Poor Atkinson, who was more frightened than he had ever been in his life, did all he could to procure peace. He fell upon his knees to his wife, and begged her to compose herself; for indeed she seemed to be in a most furious rage.
While he was in this posture Booth, who had knocked so gently at the door, for fear of disturbing his wife, that he had not been heard in the tempest, came into the room. The moment Amelia saw him, the tears which had been gathering for some time, burst in a torrent from her eyes, which, however, she endeavoured to conceal with her handkerchief. The entry of Booth turned all in an instant into a silent picture, in which the first figure which struck the eyes of the captain was the serjeant on his knees to his wife.
Booth immediately cried, "What's the meaning of this?" but received no answer. He then cast his eyes towards Amelia, and, plainly discerning her condition, he ran to her, and in a very tender phrase begged to know what was the matter. To which she answered, "Nothing, my dear, nothing of any consequence." He replied that he would know, and then turned to Atkinson, and asked the same question.
Atkinson answered, "Upon my honour, sir, I know nothing of it. Something hath passed between madam and my wife; but what it is I know no more than your honour."
"Your wife," said Mrs. Atkinson, "hath used me cruelly ill, Mr. Booth. If you must be satisfied, that is the whole matter."
Booth rapt out a great oath, and cried, "It is impossible; my wife is not capable of using any one ill."
Amelia then cast herself upon her knees to her husband, and cried, "For Heaven's sake do not throw yourself into a passion--some few words have past-- perhaps I may be in the wrong."
"Damnation seize me if I think so!" cries Booth. "And I wish whoever hath drawn these tears from your eyes may pay it with as many drops of their heart's blood."
"You see, madam," cries Mrs. Atkinson, "you have your bully to take your part; so I suppose you will use your triumph.”
Amelia made no answer, but still kept hold of Booth, who, in a violent rage, cried out, "My Amelia triumph over such a wretch as thee!--What can lead thy insolence to such presumption! Serjeant, I desire you'll take that monster out of the room, or I cannot answer for myself."
The serjeant was beginning to beg his wife to retire (for he perceived very plainly that she had, as the phrase is, taken a sip too much that evening) when, with a rage little short of madness, she cried out, "And do you tamely see me insulted in such a manner, now that you are a gentleman, and upon a footing with him?"
"It is lucky for us all, perhaps," answered Booth, "that he is not my equal."
"You lie, sirrah," said Mrs. Atkinson; "he is every way your equal; he is as good a gentleman as yourself, and as much an officer.
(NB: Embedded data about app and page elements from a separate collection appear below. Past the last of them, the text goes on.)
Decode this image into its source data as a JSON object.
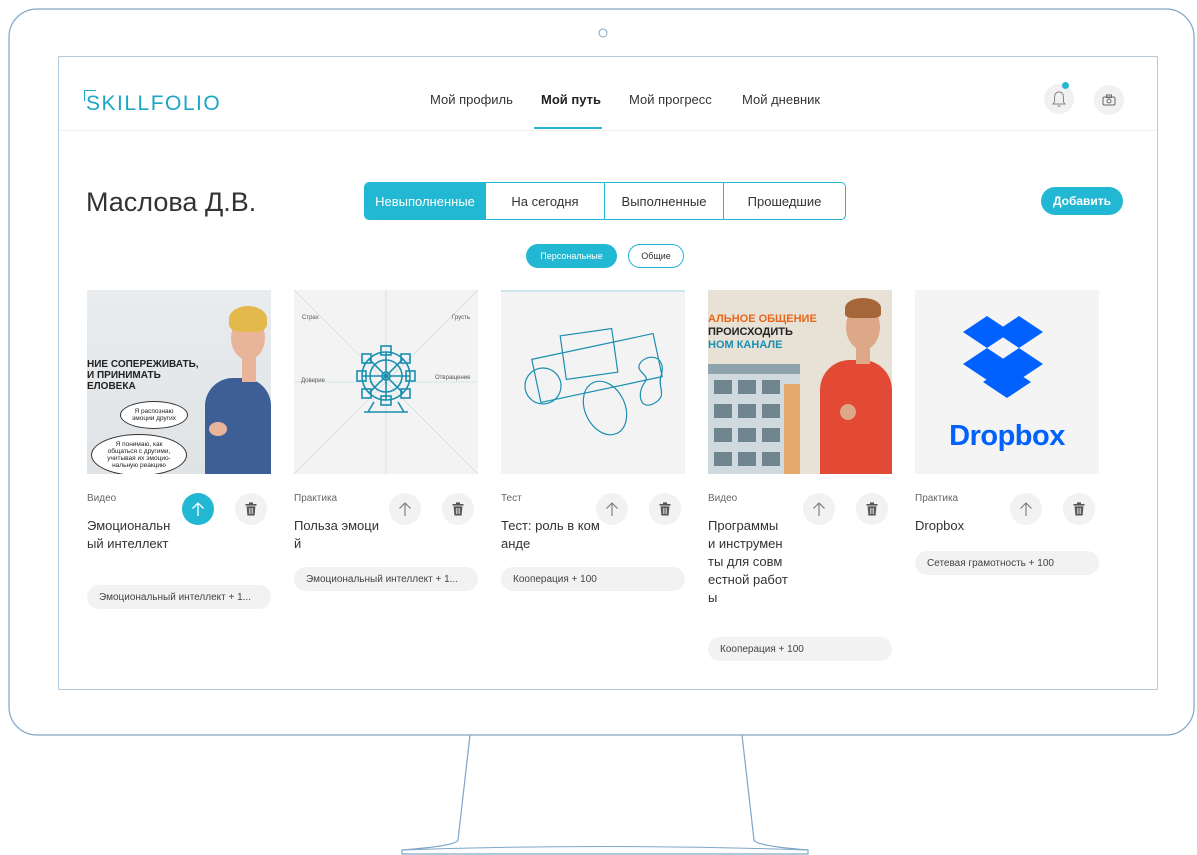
{
  "app": {
    "logo": "SKILLFOLIO"
  },
  "nav": {
    "items": [
      "Мой профиль",
      "Мой путь",
      "Мой прогресс",
      "Мой дневник"
    ],
    "active": "Мой путь"
  },
  "header_icons": [
    "bell-icon",
    "camera-icon"
  ],
  "page": {
    "title": "Маслова Д.В.",
    "add_label": "Добавить"
  },
  "filters": {
    "segments": [
      "Невыполненные",
      "На сегодня",
      "Выполненные",
      "Прошедшие"
    ],
    "active_segment": "Невыполненные",
    "pills": [
      "Персональные",
      "Общие"
    ],
    "active_pill": "Персональные"
  },
  "colors": {
    "accent": "#22b8d3",
    "logo": "#1ba6c7",
    "dropbox": "#0061fe",
    "orange_text": "#e8661b"
  },
  "cards": [
    {
      "type": "Видео",
      "title": "Эмоциональный интеллект",
      "tag": "Эмоциональный интеллект + 1...",
      "thumb": {
        "lines": [
          "НИЕ СОПЕРЕЖИВАТЬ,",
          "И ПРИНИМАТЬ",
          "ЕЛОВЕКА"
        ],
        "bubble1": "Я распознаю эмоции других",
        "bubble2": "Я понимаю, как общаться с другими, учитывая их эмоцио- нальную реакцию"
      },
      "upload_active": true
    },
    {
      "type": "Практика",
      "title": "Польза эмоций",
      "tag": "Эмоциональный интеллект + 1...",
      "thumb": {
        "labels": [
          "Страх",
          "Грусть",
          "Доверие",
          "Отвращение"
        ]
      },
      "upload_active": false
    },
    {
      "type": "Тест",
      "title": "Тест: роль в команде",
      "tag": "Кооперация + 100",
      "upload_active": false
    },
    {
      "type": "Видео",
      "title": "Программы и инструменты для совместной работы",
      "tag": "Кооперация + 100",
      "thumb": {
        "lines": [
          "АЛЬНОЕ ОБЩЕНИЕ",
          "ПРОИСХОДИТЬ",
          "НОМ КАНАЛЕ"
        ]
      },
      "upload_active": false
    },
    {
      "type": "Практика",
      "title": "Dropbox",
      "tag": "Сетевая грамотность + 100",
      "thumb": {
        "wordmark": "Dropbox"
      },
      "upload_active": false
    }
  ]
}
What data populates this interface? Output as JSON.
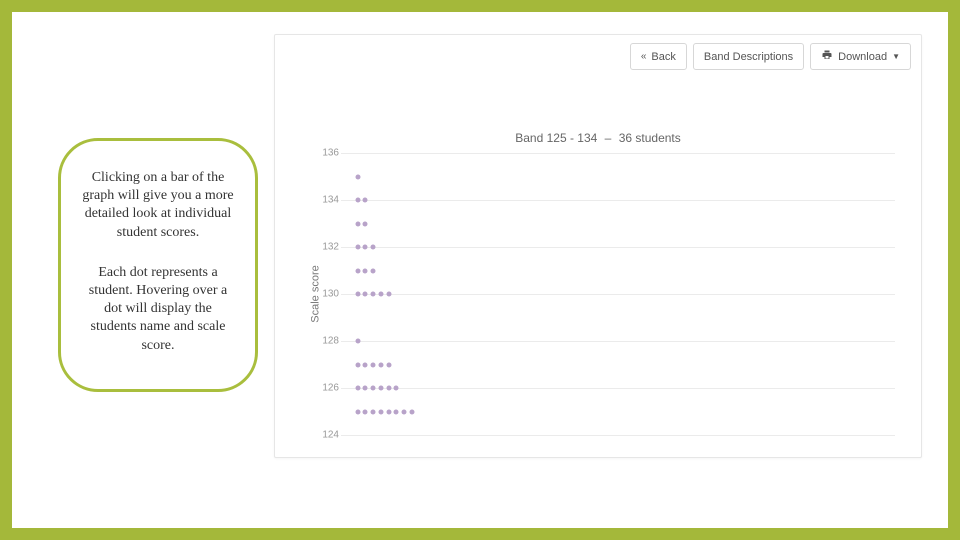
{
  "frame": {
    "accent": "#a4b83a"
  },
  "callout": {
    "para1": "Clicking on a bar of the graph will give you a more detailed look at individual student scores.",
    "para2": "Each dot represents a student. Hovering over a dot will display the students name and scale score."
  },
  "toolbar": {
    "back_label": "Back",
    "band_desc_label": "Band Descriptions",
    "download_label": "Download"
  },
  "chart_title": {
    "prefix": "Band 125 - 134",
    "suffix": "36 students"
  },
  "chart_data": {
    "type": "scatter",
    "ylabel": "Scale score",
    "ylim": [
      124,
      136
    ],
    "ticks": [
      124,
      126,
      128,
      130,
      132,
      134,
      136
    ],
    "rows": [
      {
        "y": 135,
        "count": 1
      },
      {
        "y": 134,
        "count": 2
      },
      {
        "y": 133,
        "count": 2
      },
      {
        "y": 132,
        "count": 3
      },
      {
        "y": 131,
        "count": 3
      },
      {
        "y": 130,
        "count": 5
      },
      {
        "y": 128,
        "count": 1
      },
      {
        "y": 127,
        "count": 5
      },
      {
        "y": 126,
        "count": 6
      },
      {
        "y": 125,
        "count": 8
      }
    ]
  }
}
No, I retract what I say; he hath not the spirit of a gentleman, nor of a man neither, or he would not bear to see his wife insulted.”
"Let me beg of you, my dear," cries the serjeant, "to go with me and compose yourself."
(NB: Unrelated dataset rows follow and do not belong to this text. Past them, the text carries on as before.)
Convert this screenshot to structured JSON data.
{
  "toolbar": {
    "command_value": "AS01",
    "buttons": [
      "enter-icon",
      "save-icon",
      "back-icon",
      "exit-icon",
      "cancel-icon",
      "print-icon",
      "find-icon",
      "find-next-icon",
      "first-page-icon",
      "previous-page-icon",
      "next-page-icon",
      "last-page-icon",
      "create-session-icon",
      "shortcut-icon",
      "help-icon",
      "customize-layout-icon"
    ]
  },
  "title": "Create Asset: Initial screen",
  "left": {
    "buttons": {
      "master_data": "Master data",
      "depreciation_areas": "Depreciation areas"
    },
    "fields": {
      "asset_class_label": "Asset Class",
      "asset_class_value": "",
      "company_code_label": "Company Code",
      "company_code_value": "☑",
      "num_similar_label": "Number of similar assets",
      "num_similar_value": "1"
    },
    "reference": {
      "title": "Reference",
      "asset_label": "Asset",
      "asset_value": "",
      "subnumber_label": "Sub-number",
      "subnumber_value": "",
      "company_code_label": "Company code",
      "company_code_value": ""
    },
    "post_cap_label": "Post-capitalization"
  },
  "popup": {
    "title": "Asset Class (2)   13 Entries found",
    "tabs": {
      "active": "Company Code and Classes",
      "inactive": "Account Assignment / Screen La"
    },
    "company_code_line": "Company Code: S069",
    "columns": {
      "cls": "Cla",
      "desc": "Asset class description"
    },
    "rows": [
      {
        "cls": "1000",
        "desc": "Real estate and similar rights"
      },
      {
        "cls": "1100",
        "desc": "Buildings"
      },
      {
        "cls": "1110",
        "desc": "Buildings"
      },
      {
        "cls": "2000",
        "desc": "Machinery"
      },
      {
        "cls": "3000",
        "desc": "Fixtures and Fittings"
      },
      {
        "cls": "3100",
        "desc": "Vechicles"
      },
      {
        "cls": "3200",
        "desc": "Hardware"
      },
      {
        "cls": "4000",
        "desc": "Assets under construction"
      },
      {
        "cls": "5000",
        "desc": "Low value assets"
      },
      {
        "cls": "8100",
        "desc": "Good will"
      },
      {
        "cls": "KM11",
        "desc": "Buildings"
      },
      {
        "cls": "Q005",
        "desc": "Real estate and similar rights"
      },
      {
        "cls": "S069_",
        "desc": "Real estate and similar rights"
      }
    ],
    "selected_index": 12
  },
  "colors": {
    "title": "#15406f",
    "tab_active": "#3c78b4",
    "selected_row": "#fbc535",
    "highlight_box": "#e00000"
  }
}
"Go with thee, thou wretch!" cries she, looking with the utmost disdain upon him; "no, nor ever speak to thee more." At which words she burst out of the room, and the serjeant, without saying a word, followed her.
A very tender and pathetic scene now passed between Booth and his wife, in which, when she was a little composed, she related to him the whole story. For, besides that it was not possible for her otherwise to account for the quarrel which he had seen, Booth was now possessed of the letter that lay on the floor.
Amelia, having emptied her mind to her husband, and obtained his faithful promise that he would not resent the affair to my lord, was pretty well composed, and began to relent a little towards Mrs. Atkinson; but Booth was so highly incensed with her, that he declared he would leave her house the next morning; which they both accordingly did, and immediately accommodated themselves with convenient apartments within a few doors of their friend the doctor.